- _WHAT THE TASK REQUIRES_:
Please output all of the entries exactly and omit any images they hold.
***
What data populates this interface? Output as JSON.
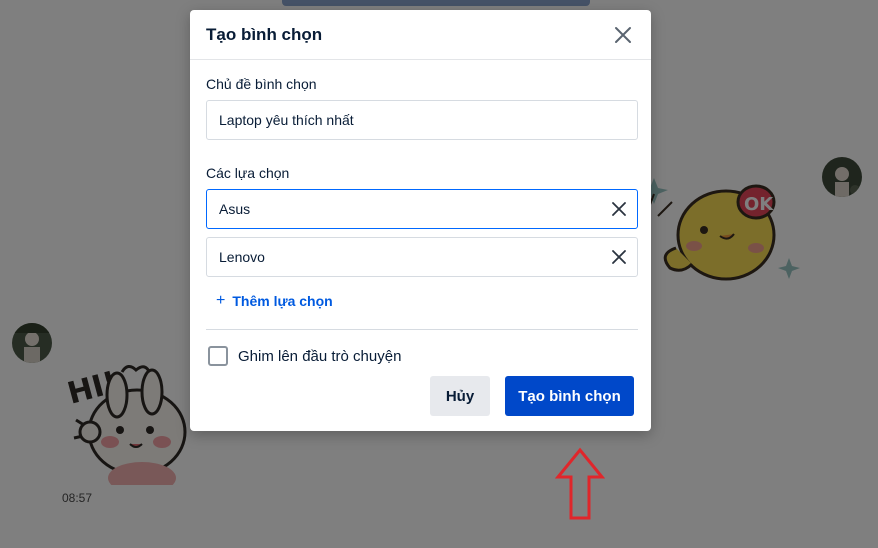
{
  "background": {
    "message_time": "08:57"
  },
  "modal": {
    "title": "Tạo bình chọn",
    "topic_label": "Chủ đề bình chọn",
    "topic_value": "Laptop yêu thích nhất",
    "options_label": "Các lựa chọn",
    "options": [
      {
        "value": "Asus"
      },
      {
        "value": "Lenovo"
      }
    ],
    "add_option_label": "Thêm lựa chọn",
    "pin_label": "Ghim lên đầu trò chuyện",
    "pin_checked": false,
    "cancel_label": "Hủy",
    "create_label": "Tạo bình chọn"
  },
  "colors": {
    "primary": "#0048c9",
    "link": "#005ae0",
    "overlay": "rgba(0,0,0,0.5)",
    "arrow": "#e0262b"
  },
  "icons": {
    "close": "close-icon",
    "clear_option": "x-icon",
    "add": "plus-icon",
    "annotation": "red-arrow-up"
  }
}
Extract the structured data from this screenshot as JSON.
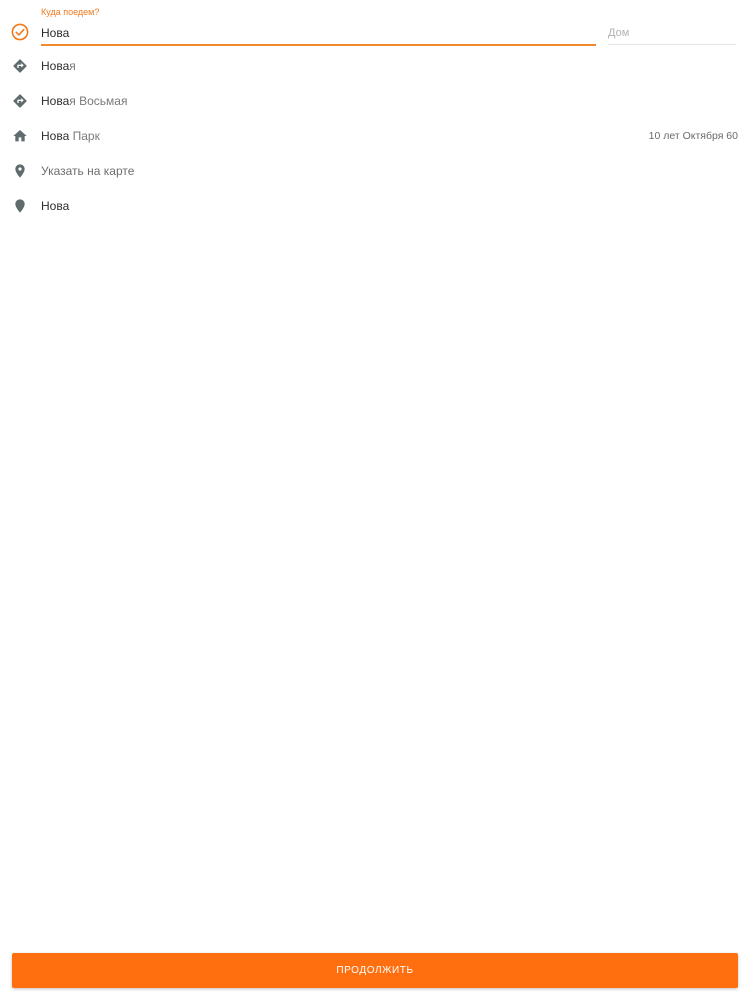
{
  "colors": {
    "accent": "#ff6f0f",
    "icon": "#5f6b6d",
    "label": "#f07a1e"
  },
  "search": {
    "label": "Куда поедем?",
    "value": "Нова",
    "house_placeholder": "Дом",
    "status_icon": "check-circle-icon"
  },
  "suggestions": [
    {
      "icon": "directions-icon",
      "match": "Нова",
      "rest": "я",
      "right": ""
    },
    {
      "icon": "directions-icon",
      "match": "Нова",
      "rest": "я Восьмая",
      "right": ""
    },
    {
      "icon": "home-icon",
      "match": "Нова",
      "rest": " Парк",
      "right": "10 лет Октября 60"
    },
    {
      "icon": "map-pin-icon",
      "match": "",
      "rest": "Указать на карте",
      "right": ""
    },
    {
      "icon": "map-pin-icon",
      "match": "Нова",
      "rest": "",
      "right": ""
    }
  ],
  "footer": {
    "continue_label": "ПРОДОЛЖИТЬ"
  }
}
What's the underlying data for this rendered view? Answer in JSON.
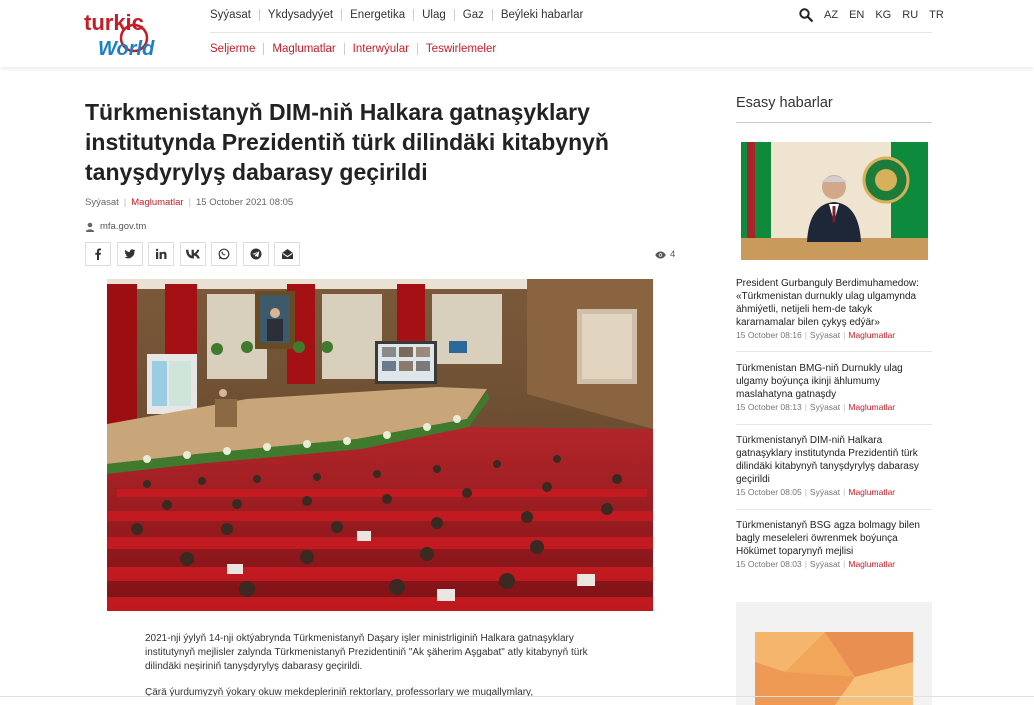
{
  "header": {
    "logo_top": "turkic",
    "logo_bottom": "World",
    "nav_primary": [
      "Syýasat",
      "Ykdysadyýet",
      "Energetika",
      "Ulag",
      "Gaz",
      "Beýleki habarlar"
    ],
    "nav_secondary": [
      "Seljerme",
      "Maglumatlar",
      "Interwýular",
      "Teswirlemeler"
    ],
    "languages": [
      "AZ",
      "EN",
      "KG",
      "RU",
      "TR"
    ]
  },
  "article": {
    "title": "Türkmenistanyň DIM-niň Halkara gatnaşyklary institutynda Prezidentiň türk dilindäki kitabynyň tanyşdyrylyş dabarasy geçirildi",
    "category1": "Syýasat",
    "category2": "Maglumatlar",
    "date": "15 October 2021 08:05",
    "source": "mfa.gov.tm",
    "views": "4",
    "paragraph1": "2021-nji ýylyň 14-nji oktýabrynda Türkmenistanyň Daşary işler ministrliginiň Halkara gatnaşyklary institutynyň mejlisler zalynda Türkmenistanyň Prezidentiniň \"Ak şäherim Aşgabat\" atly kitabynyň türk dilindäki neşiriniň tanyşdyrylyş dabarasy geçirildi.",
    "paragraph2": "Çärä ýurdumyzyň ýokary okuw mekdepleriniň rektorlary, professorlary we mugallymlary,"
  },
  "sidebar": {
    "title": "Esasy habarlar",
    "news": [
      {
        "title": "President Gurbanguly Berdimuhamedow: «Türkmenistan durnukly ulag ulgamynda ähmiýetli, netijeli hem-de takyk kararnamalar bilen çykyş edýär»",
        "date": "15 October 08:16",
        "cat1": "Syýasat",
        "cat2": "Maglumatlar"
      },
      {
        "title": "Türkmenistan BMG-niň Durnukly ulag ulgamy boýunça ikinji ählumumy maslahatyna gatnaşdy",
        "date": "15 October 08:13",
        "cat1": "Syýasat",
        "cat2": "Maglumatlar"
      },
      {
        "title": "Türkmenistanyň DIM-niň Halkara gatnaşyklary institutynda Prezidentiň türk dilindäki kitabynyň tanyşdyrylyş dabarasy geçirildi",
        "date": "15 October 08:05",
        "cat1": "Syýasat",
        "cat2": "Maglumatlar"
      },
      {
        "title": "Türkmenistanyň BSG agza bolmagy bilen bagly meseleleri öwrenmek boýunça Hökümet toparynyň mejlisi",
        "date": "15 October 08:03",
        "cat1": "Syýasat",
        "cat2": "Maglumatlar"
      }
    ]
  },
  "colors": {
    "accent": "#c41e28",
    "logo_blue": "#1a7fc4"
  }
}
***
- _TASK ANSWER_:
What data populates this interface? Output as JSON.
{
  "background": {
    "message_time": "08:57"
  },
  "modal": {
    "title": "Tạo bình chọn",
    "topic_label": "Chủ đề bình chọn",
    "topic_value": "Laptop yêu thích nhất",
    "options_label": "Các lựa chọn",
    "options": [
      {
        "value": "Asus"
      },
      {
        "value": "Lenovo"
      }
    ],
    "add_option_label": "Thêm lựa chọn",
    "pin_label": "Ghim lên đầu trò chuyện",
    "pin_checked": false,
    "cancel_label": "Hủy",
    "create_label": "Tạo bình chọn"
  },
  "colors": {
    "primary": "#0048c9",
    "link": "#005ae0",
    "overlay": "rgba(0,0,0,0.5)",
    "arrow": "#e0262b"
  },
  "icons": {
    "close": "close-icon",
    "clear_option": "x-icon",
    "add": "plus-icon",
    "annotation": "red-arrow-up"
  }
}
Extract the structured data from this screenshot as JSON.
{
  "colors": {
    "accent": "#ff6f0f",
    "icon": "#5f6b6d",
    "label": "#f07a1e"
  },
  "search": {
    "label": "Куда поедем?",
    "value": "Нова",
    "house_placeholder": "Дом",
    "status_icon": "check-circle-icon"
  },
  "suggestions": [
    {
      "icon": "directions-icon",
      "match": "Нова",
      "rest": "я",
      "right": ""
    },
    {
      "icon": "directions-icon",
      "match": "Нова",
      "rest": "я Восьмая",
      "right": ""
    },
    {
      "icon": "home-icon",
      "match": "Нова",
      "rest": " Парк",
      "right": "10 лет Октября 60"
    },
    {
      "icon": "map-pin-icon",
      "match": "",
      "rest": "Указать на карте",
      "right": ""
    },
    {
      "icon": "map-pin-icon",
      "match": "Нова",
      "rest": "",
      "right": ""
    }
  ],
  "footer": {
    "continue_label": "ПРОДОЛЖИТЬ"
  }
}
What's the underlying data for this rendered view? Answer in JSON.
{
  "header": {
    "logo_top": "turkic",
    "logo_bottom": "World",
    "nav_primary": [
      "Syýasat",
      "Ykdysadyýet",
      "Energetika",
      "Ulag",
      "Gaz",
      "Beýleki habarlar"
    ],
    "nav_secondary": [
      "Seljerme",
      "Maglumatlar",
      "Interwýular",
      "Teswirlemeler"
    ],
    "languages": [
      "AZ",
      "EN",
      "KG",
      "RU",
      "TR"
    ]
  },
  "article": {
    "title": "Türkmenistanyň DIM-niň Halkara gatnaşyklary institutynda Prezidentiň türk dilindäki kitabynyň tanyşdyrylyş dabarasy geçirildi",
    "category1": "Syýasat",
    "category2": "Maglumatlar",
    "date": "15 October 2021 08:05",
    "source": "mfa.gov.tm",
    "views": "4",
    "paragraph1": "2021-nji ýylyň 14-nji oktýabrynda Türkmenistanyň Daşary işler ministrliginiň Halkara gatnaşyklary institutynyň mejlisler zalynda Türkmenistanyň Prezidentiniň \"Ak şäherim Aşgabat\" atly kitabynyň türk dilindäki neşiriniň tanyşdyrylyş dabarasy geçirildi.",
    "paragraph2": "Çärä ýurdumyzyň ýokary okuw mekdepleriniň rektorlary, professorlary we mugallymlary,"
  },
  "sidebar": {
    "title": "Esasy habarlar",
    "news": [
      {
        "title": "President Gurbanguly Berdimuhamedow: «Türkmenistan durnukly ulag ulgamynda ähmiýetli, netijeli hem-de takyk kararnamalar bilen çykyş edýär»",
        "date": "15 October 08:16",
        "cat1": "Syýasat",
        "cat2": "Maglumatlar"
      },
      {
        "title": "Türkmenistan BMG-niň Durnukly ulag ulgamy boýunça ikinji ählumumy maslahatyna gatnaşdy",
        "date": "15 October 08:13",
        "cat1": "Syýasat",
        "cat2": "Maglumatlar"
      },
      {
        "title": "Türkmenistanyň DIM-niň Halkara gatnaşyklary institutynda Prezidentiň türk dilindäki kitabynyň tanyşdyrylyş dabarasy geçirildi",
        "date": "15 October 08:05",
        "cat1": "Syýasat",
        "cat2": "Maglumatlar"
      },
      {
        "title": "Türkmenistanyň BSG agza bolmagy bilen bagly meseleleri öwrenmek boýunça Hökümet toparynyň mejlisi",
        "date": "15 October 08:03",
        "cat1": "Syýasat",
        "cat2": "Maglumatlar"
      }
    ]
  },
  "colors": {
    "accent": "#c41e28",
    "logo_blue": "#1a7fc4"
  }
}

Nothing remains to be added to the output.